MAY 23 This post in the Westside Journal tells us what Port Allen Mayor Deedy has been up to lately: vetoing ordinances, apparently. This story is most interesting, however, when it delves into a petition that has been circulating around the city lately. It accuses the former mayor of a lot of nasty things; the former mayor says it is full of lies and "broken syntax" which may be a larger offense in his eyes.
MAY 23 This editorial posted in The Advocate is a bit confusing. The writing is poor - definitely not up to the usual editorial writing standard there - and the point is hard to grasp. Apparently, the writer is saying that privatization of state efforts is OK, as long as there is oversight and transparency, but Jindal's not good at that, and the legislature shouldn't over-react. Okey Dokey. Can't they get one of them Pulitzer-winning people to write an editorial?
MAY 23 This post on The Lens gives you links to a new Google Earth tool that allows you to see any spot on earth transform over the past 30 years. Bob Marshall, who covers the coast for the paper, says that in the case of Louisiana's coastline, it's possibly something you don't want to see, because it's not a pretty picture. There are several clips here, showing critical areas erode away. For Marshall, it was vindication for all those times he was met with eye-rolling when he talked about erosion.
There will soon be a whole lot of shakin’ going on at Benny’s Sportshack Supplement Depot, a new concept by Opelousas native Benny Nele. Located at 2002 Johnston St., the supplement shop, smoothie bar and café, featuring hot off the press paninis and wraps, plans to open in late May.
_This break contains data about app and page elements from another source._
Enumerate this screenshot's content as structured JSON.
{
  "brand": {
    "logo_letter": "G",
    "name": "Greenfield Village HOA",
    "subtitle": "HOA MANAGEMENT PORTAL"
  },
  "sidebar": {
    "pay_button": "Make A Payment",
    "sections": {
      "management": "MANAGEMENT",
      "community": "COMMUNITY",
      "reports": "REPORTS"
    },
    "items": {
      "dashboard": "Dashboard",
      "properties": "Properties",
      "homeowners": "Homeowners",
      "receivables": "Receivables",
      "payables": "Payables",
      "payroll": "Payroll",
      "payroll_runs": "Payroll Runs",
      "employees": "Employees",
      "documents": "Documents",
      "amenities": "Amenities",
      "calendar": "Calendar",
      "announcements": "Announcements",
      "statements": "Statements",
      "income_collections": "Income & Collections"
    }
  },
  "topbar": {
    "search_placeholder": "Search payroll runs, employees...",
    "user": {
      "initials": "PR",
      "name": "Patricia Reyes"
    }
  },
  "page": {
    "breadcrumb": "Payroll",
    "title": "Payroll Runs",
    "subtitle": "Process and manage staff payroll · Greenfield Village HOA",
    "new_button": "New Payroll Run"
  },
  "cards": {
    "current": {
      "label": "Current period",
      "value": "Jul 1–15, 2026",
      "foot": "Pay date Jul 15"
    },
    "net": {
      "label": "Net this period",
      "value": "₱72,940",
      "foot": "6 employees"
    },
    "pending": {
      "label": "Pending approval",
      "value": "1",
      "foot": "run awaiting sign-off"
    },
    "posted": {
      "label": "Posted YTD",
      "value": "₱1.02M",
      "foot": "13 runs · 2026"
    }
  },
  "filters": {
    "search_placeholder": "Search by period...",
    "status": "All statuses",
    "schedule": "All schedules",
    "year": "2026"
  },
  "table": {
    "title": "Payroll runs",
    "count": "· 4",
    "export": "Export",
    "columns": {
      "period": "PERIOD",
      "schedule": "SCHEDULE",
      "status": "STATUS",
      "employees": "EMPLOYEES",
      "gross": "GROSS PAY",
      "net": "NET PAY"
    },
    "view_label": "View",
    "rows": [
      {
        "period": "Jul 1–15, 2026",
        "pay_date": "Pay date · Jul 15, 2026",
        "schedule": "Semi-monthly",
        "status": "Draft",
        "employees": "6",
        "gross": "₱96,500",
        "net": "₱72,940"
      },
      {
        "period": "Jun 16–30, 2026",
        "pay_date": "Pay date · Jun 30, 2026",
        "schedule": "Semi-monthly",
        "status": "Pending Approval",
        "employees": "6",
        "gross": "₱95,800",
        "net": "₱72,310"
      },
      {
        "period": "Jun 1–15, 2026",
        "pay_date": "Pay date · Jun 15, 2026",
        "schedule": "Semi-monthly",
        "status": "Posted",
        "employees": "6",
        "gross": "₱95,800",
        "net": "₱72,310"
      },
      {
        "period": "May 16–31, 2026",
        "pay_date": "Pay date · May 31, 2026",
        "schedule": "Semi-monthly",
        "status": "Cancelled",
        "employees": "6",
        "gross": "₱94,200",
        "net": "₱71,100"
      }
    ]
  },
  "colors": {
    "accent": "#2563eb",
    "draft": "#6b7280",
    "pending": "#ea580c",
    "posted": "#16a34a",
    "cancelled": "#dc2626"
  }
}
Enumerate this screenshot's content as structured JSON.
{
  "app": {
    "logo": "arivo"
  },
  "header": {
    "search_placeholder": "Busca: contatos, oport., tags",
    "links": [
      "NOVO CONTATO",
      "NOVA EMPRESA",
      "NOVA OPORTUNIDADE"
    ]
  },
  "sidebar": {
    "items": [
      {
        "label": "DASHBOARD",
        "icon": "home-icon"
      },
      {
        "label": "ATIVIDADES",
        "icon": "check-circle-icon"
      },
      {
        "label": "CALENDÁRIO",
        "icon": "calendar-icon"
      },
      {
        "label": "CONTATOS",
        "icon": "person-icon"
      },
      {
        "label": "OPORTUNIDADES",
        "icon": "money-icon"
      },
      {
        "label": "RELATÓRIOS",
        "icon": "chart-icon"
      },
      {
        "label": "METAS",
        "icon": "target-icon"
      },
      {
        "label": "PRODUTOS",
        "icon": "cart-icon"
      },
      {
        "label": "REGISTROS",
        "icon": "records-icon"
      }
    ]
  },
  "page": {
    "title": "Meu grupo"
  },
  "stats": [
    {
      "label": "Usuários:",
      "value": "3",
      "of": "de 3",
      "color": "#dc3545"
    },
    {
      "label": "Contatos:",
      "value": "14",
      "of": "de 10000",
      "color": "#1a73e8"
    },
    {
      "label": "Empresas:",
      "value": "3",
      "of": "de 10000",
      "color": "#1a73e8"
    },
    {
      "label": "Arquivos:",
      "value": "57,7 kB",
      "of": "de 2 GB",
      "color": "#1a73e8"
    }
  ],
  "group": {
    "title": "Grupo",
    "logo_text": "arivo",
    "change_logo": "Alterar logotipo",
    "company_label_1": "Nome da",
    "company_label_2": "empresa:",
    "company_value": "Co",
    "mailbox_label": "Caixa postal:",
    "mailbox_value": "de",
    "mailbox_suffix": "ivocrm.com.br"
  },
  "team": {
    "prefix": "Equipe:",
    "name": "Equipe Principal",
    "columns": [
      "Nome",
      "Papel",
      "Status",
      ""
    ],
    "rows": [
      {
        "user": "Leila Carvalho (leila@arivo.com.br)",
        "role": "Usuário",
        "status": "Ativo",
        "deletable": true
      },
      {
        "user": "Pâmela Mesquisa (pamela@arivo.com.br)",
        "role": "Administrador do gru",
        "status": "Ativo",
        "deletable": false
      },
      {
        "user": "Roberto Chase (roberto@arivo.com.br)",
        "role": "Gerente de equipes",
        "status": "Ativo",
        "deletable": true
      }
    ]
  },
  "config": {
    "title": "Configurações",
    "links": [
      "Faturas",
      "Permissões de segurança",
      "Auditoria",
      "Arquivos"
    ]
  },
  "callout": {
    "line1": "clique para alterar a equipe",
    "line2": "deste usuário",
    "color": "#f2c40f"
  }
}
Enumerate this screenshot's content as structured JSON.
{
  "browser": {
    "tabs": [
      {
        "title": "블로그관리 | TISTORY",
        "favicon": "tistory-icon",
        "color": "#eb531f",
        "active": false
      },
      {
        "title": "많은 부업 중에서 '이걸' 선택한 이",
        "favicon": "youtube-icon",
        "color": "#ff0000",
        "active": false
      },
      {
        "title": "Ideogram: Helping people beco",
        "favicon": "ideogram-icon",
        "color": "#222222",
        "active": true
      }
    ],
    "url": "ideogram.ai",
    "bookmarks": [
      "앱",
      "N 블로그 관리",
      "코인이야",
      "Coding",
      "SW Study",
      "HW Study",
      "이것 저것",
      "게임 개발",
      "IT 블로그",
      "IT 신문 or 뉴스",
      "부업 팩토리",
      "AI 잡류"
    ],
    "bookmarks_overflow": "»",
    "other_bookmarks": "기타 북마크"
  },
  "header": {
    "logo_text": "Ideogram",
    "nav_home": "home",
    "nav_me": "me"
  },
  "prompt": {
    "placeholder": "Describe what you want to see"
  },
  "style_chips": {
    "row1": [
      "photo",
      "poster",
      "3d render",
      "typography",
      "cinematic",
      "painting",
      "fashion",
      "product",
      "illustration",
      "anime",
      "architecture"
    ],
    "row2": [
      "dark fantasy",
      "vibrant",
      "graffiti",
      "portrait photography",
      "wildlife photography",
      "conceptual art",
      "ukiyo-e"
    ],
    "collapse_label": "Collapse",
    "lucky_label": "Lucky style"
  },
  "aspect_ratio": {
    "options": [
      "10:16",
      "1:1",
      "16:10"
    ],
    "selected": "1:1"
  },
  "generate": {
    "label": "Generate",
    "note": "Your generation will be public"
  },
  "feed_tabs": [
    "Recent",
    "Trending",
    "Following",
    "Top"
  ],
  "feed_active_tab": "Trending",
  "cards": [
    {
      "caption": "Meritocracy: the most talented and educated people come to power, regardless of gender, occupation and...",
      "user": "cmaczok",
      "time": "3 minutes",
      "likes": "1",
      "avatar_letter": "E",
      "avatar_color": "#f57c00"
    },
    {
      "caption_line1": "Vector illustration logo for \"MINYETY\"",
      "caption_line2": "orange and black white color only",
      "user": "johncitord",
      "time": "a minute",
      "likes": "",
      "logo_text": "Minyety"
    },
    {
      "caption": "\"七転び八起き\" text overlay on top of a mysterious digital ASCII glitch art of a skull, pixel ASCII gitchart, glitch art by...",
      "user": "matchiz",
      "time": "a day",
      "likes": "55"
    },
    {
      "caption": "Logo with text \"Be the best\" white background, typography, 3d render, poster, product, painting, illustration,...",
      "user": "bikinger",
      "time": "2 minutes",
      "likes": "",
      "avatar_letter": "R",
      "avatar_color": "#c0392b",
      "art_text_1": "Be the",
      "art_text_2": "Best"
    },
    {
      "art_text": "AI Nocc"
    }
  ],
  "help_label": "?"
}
Philip deMahy Sr., a once respected New Iberia ad exec, was sentenced May 2 to spend the next two years (he faced up to 100 years) in a state penitentiary after state and federal investigators found dozens of images depicting children engaged in lewd sexual acts on his personal computer.